Kids Color the Walls With Imagination
Mural to Adorn Renovated Glebe Elementary
By Leef Smith
Washington Post Staff Writer
Thursday, June 24, 2004; Page VA16
The ceramic tiles are being packed in boxes, carefully stacked between sheets of tissue, for their ride to Cheverly and an eight-hour bake in an electric kiln, when Tom O'Reilly spies a problem.
"Is this tile 156 or 159?" the puzzled parent asks.
O'Reilly is one of dozens of volunteers who have spent countless days helping students at Arlington's Glebe Elementary School assemble, paint and pack 2,700 hand-glazed tiles. Next fall, the six-inch-square pieces will be put together to form a two-story mosaic mural dubbed "The Big Picture" and installed inside the newly remodeled school on Glebe Road.

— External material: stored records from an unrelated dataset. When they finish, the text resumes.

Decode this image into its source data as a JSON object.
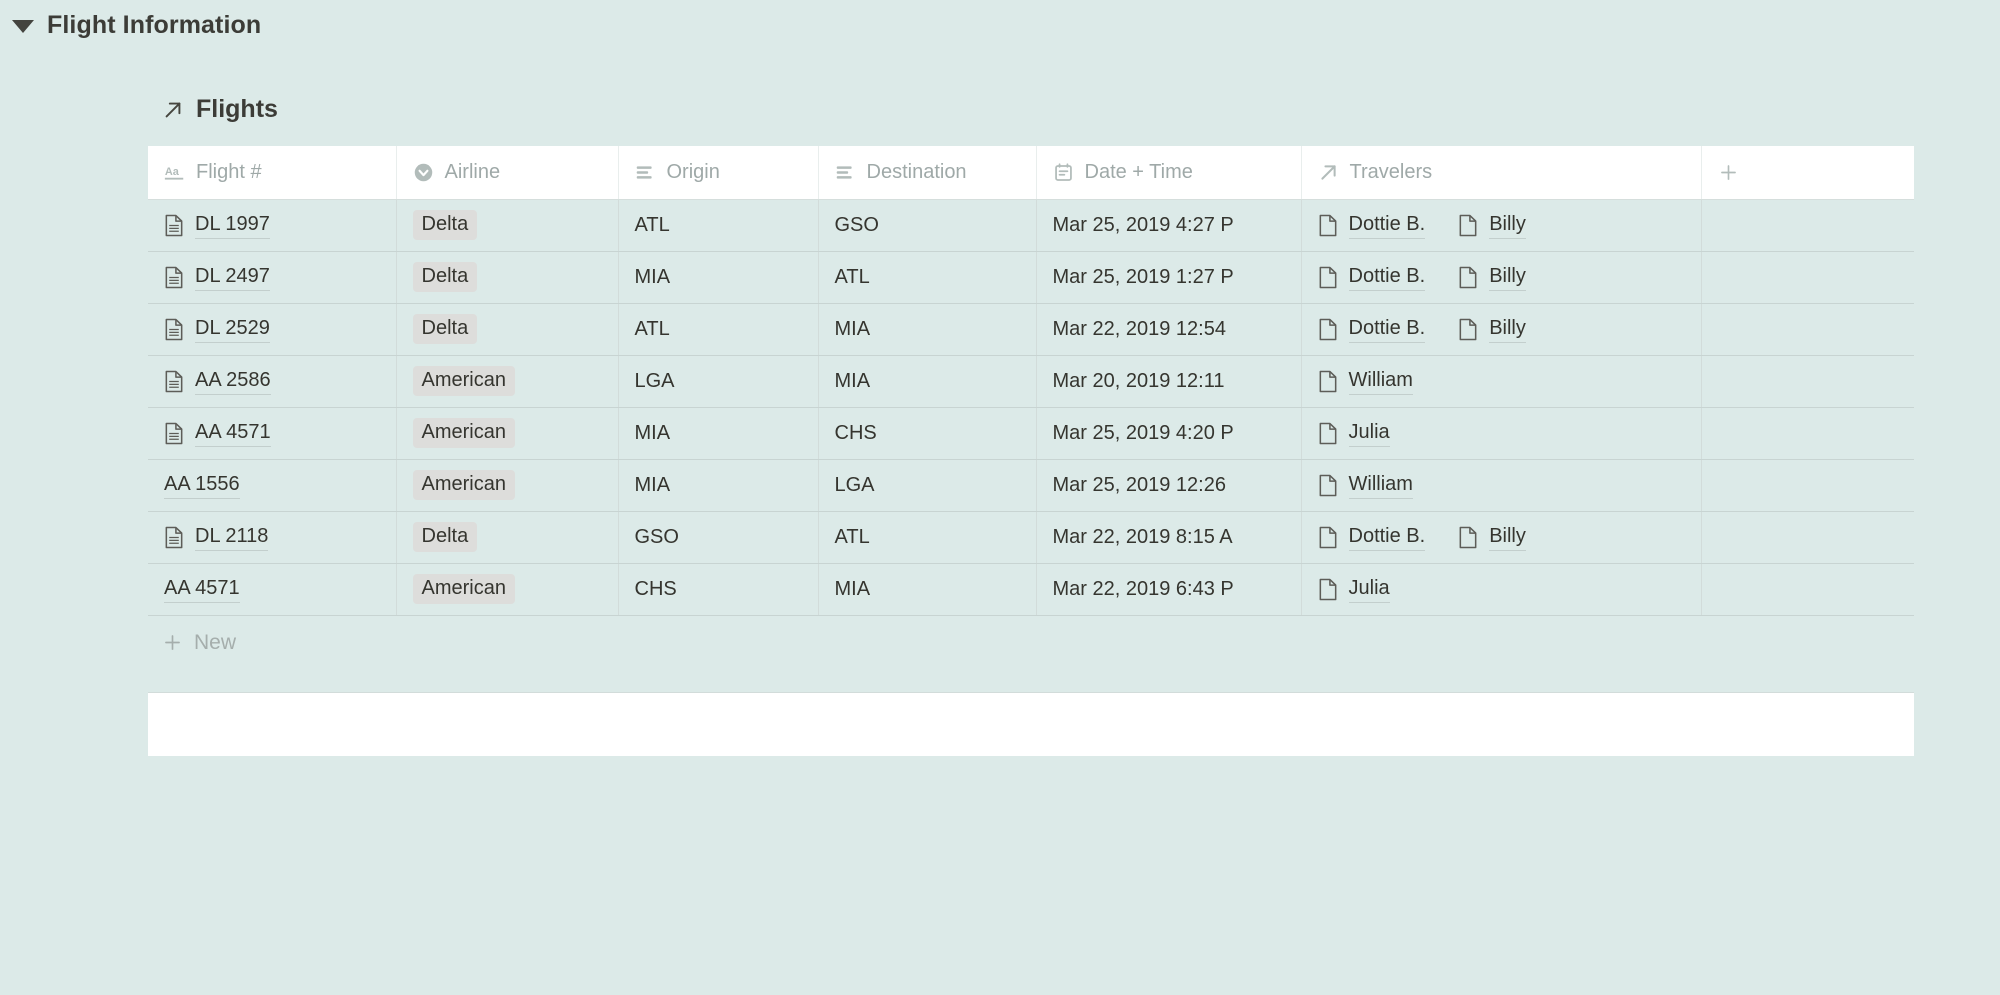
{
  "toggle": {
    "caret_icon": "triangle-down-icon",
    "title": "Flight Information"
  },
  "database": {
    "link_icon": "arrow-up-right-icon",
    "title": "Flights",
    "add_column_label": "+",
    "new_row_label": "New",
    "new_row_icon": "plus-icon",
    "columns": [
      {
        "label": "Flight #",
        "icon": "text-title-icon"
      },
      {
        "label": "Airline",
        "icon": "select-icon"
      },
      {
        "label": "Origin",
        "icon": "text-icon"
      },
      {
        "label": "Destination",
        "icon": "text-icon"
      },
      {
        "label": "Date + Time",
        "icon": "calendar-icon"
      },
      {
        "label": "Travelers",
        "icon": "relation-icon"
      }
    ],
    "rows": [
      {
        "flight": "DL 1997",
        "has_page_icon": true,
        "airline": "Delta",
        "origin": "ATL",
        "destination": "GSO",
        "datetime": "Mar 25, 2019 4:27 P",
        "travelers": [
          "Dottie B.",
          "Billy"
        ]
      },
      {
        "flight": "DL 2497",
        "has_page_icon": true,
        "airline": "Delta",
        "origin": "MIA",
        "destination": "ATL",
        "datetime": "Mar 25, 2019 1:27 P",
        "travelers": [
          "Dottie B.",
          "Billy"
        ]
      },
      {
        "flight": "DL 2529",
        "has_page_icon": true,
        "airline": "Delta",
        "origin": "ATL",
        "destination": "MIA",
        "datetime": "Mar 22, 2019 12:54",
        "travelers": [
          "Dottie B.",
          "Billy"
        ]
      },
      {
        "flight": "AA 2586",
        "has_page_icon": true,
        "airline": "American",
        "origin": "LGA",
        "destination": "MIA",
        "datetime": "Mar 20, 2019 12:11",
        "travelers": [
          "William"
        ]
      },
      {
        "flight": "AA 4571",
        "has_page_icon": true,
        "airline": "American",
        "origin": "MIA",
        "destination": "CHS",
        "datetime": "Mar 25, 2019 4:20 P",
        "travelers": [
          "Julia"
        ]
      },
      {
        "flight": "AA 1556",
        "has_page_icon": false,
        "airline": "American",
        "origin": "MIA",
        "destination": "LGA",
        "datetime": "Mar 25, 2019 12:26",
        "travelers": [
          "William"
        ]
      },
      {
        "flight": "DL 2118",
        "has_page_icon": true,
        "airline": "Delta",
        "origin": "GSO",
        "destination": "ATL",
        "datetime": "Mar 22, 2019 8:15 A",
        "travelers": [
          "Dottie B.",
          "Billy"
        ]
      },
      {
        "flight": "AA 4571",
        "has_page_icon": false,
        "airline": "American",
        "origin": "CHS",
        "destination": "MIA",
        "datetime": "Mar 22, 2019 6:43 P",
        "travelers": [
          "Julia"
        ]
      }
    ]
  },
  "colors": {
    "page_background": "#dceae8",
    "header_background": "#ffffff",
    "tag_background": "#dddddb",
    "text": "#35352f",
    "muted_text": "#9fa9a8",
    "border": "#c8d4d2"
  }
}
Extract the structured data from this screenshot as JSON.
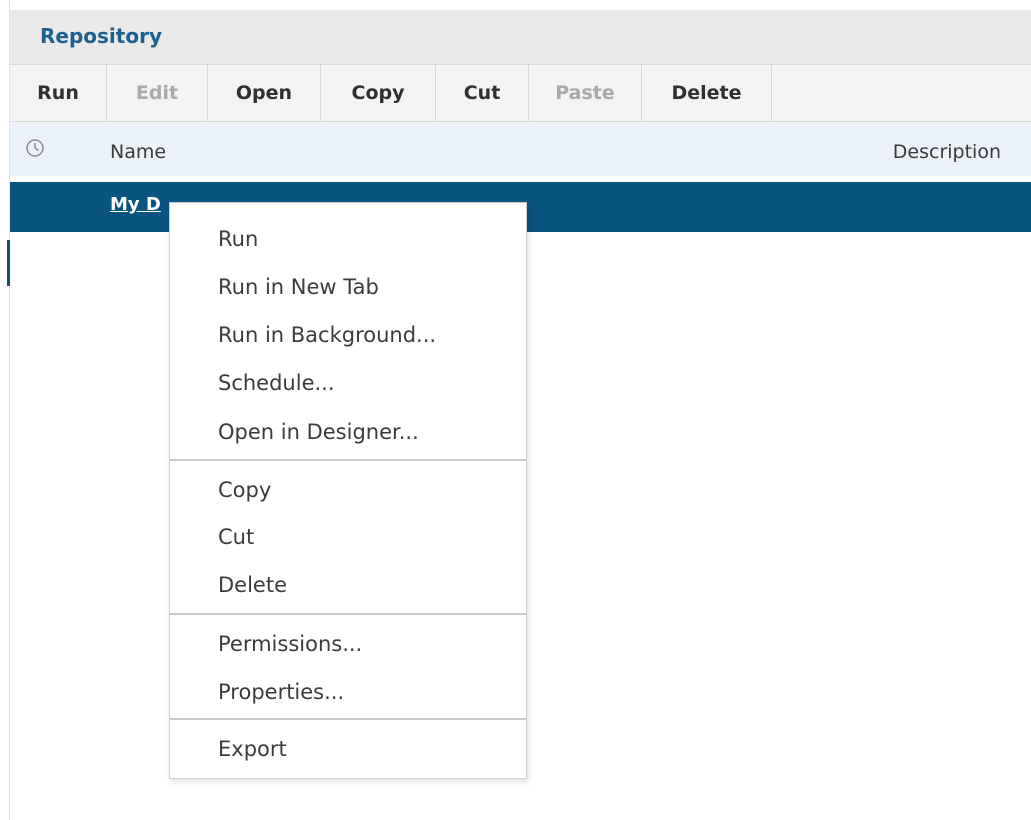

Officials describe the bold, permanent art installation as one of the most ambitious art project ever undertaken by Arlington County public school students.
Nearly all of Glebe's 300 or so students -- pre-kindergarten through fifth grade, plus special education -- have participated in the project, first by submitting drawings that were melded together into a cohesive design by art teacher Stacey Lewis and then tackling the weeks-long process of glazing.
With a project this size, every move is choreographed and mapped.
Having spent seven weeks working on the mural, O'Reilly knew just what to do with the mystery tile he had found. First, he checked it against a gigantic color-coded master list affixed to the classroom wall. Then he compared his findings to a scaled schematic depicting each individual piece of the mosaic.
In his hand, he decided, was either a piece of panda or a swath of green background. After a quick consult with Lewis, the errant tile was renumbered (its number had been wiped off during the cleaning process) and stored in a box with its terracotta brethren.
"This is exactly what can happen," explained expert ceramist Alfredo Ratinoff, a paid consultant on the project whose clients include notables from Hollywood and national corporations. He has 37 murals to his credit, several of them at schools.
These days, the native Argentinean has been knee-deep in grade-schoolers, showing them the correct way to apply glaze and laughing at the inevitable slips. He will spend the summer baking the tiles. His kiln can hold only 60 tiles at a time. Its temperature rises to 1,891 degrees and has to be watched "like a baby," he said. Later a professional company will be brought in to install the mural, which, Ratinoff says, will suffer the inevitable breaks and cracks.
"Broken tiles are a good" omen, he said, beaming, his fingers white with a low-fire opaque glaze.
The mural was born from a need to decorate a large wall in the renovated school building, which is expected to open late fall or early winter. Students have been attending school in an alternative facility in Rosslyn.
The final cost of the mural has not been calculated,but school officials estimate it will cost at least $21,000 -- including $9,000 for installation, $3,000 for firing, $5,000 for Ratinoff's expertise and $4,000 for the tiles and glazes.
Officials said about $12,500 was donated by parents and local businesses, with the county contributing $7,500 and the PTA about $2,500.
© 2004 The Washington Post Company
Under the watchful eye of ceramist and consultant Alfredo Ratinoff, Glebe Elementary students Nick Hallowell, 11, left, Erin Hogans, 11, and Cynthia Amerson, 11, add color to "The Big Picture."
(Larry Morris -- The Washington Post)